[Provided entries Boundary: Start]

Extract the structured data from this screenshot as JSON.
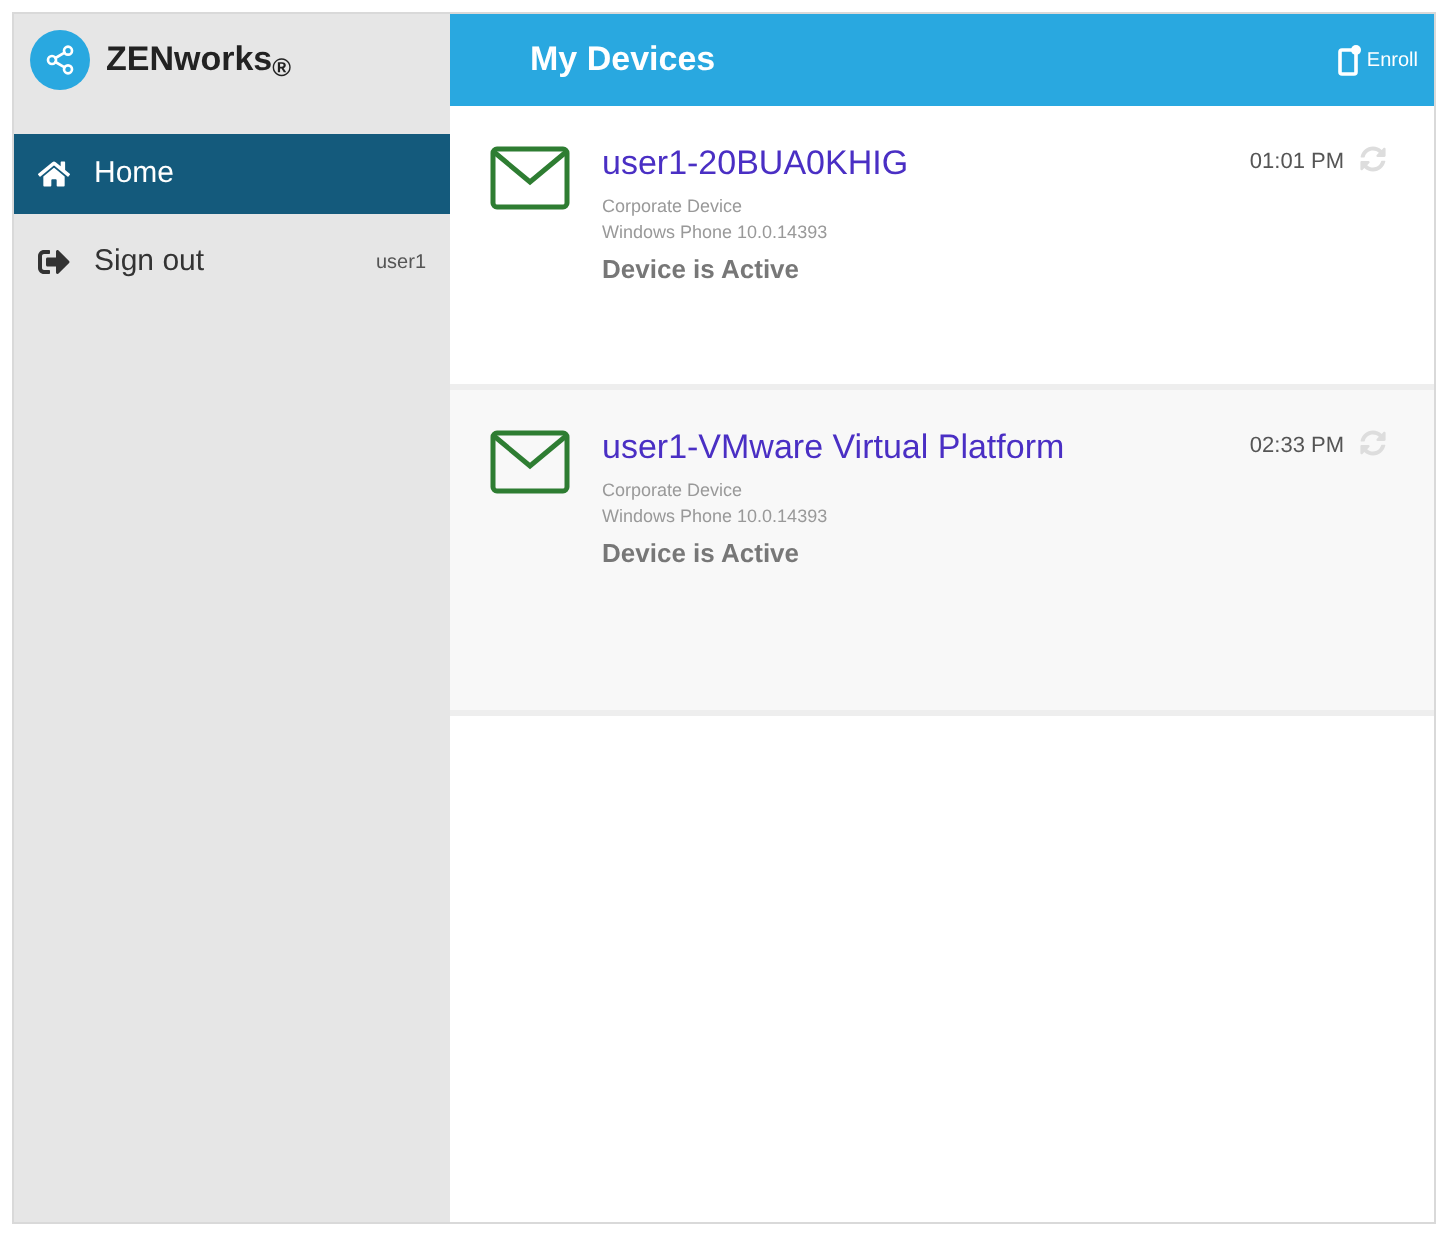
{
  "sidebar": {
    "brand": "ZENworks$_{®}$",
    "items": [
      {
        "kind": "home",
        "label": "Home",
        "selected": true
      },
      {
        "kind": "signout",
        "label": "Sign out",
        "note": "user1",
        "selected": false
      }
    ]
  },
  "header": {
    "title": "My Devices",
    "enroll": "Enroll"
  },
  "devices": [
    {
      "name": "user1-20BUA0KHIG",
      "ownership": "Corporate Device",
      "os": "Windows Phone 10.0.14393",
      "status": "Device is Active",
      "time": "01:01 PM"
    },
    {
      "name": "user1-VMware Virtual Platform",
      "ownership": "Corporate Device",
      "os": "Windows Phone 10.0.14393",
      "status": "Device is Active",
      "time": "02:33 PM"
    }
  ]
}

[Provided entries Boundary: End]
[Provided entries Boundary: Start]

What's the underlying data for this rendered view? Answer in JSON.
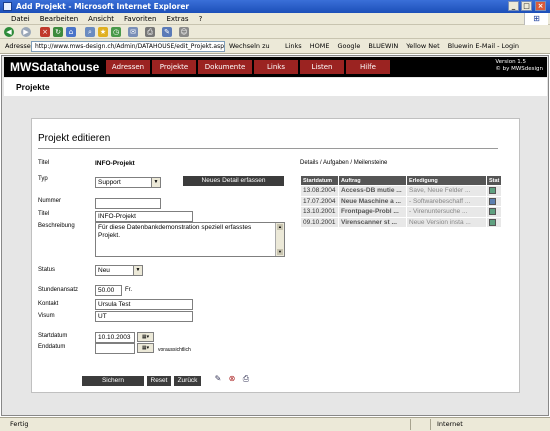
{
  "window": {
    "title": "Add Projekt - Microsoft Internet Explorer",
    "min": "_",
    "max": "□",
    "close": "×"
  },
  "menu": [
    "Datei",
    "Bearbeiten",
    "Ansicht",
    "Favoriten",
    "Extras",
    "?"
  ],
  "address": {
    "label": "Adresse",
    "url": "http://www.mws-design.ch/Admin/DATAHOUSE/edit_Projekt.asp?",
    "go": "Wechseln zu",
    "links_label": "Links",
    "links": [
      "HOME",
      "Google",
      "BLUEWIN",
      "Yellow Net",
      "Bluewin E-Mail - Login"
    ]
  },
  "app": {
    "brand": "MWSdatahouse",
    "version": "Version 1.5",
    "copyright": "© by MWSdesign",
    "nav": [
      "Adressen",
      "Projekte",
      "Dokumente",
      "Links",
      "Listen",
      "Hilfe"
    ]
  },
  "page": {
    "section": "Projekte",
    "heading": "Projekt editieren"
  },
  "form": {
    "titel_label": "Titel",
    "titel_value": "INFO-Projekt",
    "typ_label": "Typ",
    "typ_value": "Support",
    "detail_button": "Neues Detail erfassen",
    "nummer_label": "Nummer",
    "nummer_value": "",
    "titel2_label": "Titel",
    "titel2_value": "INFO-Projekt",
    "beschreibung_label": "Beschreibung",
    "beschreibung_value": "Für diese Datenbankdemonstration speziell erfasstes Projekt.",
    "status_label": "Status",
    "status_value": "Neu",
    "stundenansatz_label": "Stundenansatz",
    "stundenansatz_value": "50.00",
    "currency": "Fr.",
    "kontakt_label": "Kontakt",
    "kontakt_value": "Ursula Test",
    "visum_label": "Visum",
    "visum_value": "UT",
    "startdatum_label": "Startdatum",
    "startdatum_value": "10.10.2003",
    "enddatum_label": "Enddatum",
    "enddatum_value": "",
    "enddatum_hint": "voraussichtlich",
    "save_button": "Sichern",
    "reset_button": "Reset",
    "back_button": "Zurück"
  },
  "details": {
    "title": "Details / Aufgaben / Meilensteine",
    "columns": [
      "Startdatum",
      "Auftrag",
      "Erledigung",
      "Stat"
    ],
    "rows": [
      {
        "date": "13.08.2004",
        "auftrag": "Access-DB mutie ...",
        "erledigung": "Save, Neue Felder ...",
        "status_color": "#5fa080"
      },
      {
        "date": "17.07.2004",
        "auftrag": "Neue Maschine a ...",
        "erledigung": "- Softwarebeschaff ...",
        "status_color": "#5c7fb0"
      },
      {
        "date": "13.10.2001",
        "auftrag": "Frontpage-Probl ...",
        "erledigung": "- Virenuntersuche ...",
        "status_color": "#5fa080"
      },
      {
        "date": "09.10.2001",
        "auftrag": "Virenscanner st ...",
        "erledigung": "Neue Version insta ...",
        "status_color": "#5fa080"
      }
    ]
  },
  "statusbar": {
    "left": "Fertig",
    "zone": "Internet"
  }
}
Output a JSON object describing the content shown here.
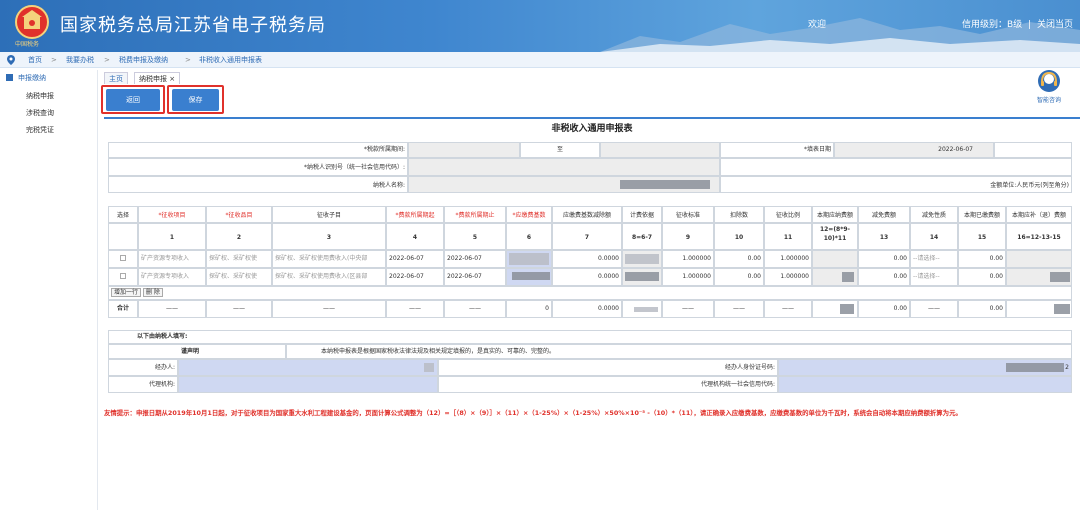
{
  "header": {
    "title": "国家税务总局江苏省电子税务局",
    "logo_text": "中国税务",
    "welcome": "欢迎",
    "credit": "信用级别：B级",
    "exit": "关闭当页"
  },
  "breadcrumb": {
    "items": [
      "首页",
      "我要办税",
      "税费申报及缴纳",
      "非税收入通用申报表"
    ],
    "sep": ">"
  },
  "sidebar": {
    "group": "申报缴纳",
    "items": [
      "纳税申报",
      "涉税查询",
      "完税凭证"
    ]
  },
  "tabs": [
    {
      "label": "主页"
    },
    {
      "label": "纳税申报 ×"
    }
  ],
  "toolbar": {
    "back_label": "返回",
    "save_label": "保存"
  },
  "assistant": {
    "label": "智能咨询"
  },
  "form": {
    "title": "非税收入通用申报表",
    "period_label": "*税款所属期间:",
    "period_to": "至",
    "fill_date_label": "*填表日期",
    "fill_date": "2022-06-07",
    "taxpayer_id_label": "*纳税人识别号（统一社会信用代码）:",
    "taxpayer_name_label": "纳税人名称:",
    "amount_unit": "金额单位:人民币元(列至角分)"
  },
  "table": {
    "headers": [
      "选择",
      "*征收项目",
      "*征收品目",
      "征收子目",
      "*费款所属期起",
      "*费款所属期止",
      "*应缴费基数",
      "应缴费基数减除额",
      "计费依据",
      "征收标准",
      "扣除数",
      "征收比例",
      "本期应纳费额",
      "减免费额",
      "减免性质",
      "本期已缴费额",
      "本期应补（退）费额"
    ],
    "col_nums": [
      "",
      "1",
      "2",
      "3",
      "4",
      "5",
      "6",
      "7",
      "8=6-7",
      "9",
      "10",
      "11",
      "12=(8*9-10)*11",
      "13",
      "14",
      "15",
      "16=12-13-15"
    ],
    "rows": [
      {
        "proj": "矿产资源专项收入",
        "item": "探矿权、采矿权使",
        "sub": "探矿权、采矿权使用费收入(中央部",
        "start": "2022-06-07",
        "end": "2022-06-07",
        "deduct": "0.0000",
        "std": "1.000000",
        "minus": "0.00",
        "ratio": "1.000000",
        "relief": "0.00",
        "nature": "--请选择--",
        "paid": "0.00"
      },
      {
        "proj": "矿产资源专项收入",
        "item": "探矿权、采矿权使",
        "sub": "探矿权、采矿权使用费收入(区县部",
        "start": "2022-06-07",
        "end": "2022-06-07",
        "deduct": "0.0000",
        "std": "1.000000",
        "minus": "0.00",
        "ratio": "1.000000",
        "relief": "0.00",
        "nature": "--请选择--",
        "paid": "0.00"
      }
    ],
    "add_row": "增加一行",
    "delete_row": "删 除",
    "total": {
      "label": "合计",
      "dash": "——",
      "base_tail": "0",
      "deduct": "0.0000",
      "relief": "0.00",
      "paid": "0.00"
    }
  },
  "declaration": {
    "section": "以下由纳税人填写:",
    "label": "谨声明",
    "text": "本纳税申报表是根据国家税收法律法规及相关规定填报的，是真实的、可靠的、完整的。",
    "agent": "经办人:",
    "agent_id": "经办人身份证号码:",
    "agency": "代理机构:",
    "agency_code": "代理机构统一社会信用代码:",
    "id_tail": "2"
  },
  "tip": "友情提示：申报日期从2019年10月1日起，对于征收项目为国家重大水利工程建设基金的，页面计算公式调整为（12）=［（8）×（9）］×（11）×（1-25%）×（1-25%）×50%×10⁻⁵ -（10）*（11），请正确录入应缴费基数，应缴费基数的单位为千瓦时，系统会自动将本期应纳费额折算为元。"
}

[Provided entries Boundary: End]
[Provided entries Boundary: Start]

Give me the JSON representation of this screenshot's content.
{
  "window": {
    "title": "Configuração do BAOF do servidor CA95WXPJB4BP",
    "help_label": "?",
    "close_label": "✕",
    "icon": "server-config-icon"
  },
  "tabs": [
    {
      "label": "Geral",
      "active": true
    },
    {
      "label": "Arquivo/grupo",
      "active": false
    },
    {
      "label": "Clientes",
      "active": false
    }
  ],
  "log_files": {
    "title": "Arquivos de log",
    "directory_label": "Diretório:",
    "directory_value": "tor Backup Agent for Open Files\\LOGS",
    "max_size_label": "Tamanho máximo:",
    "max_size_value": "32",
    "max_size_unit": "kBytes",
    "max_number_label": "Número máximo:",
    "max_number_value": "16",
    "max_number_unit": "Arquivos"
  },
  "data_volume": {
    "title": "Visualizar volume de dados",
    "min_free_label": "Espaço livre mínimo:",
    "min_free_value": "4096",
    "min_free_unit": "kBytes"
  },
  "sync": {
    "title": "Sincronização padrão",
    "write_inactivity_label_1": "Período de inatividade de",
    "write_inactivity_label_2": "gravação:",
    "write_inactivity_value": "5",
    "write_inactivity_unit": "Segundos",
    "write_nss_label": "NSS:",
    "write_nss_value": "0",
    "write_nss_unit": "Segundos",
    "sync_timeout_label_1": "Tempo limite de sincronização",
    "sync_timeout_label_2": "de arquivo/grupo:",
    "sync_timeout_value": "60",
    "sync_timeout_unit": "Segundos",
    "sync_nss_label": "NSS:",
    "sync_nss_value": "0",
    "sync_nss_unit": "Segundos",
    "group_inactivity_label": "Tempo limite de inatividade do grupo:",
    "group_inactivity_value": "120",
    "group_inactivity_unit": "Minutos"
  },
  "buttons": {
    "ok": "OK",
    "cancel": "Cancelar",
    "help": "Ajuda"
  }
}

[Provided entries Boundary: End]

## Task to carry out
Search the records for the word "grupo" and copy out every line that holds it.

## Answer to this task
      "label": "Arquivo/grupo",
    "sync_timeout_label_2": "de arquivo/grupo:",
    "group_inactivity_label": "Tempo limite de inatividade do grupo:",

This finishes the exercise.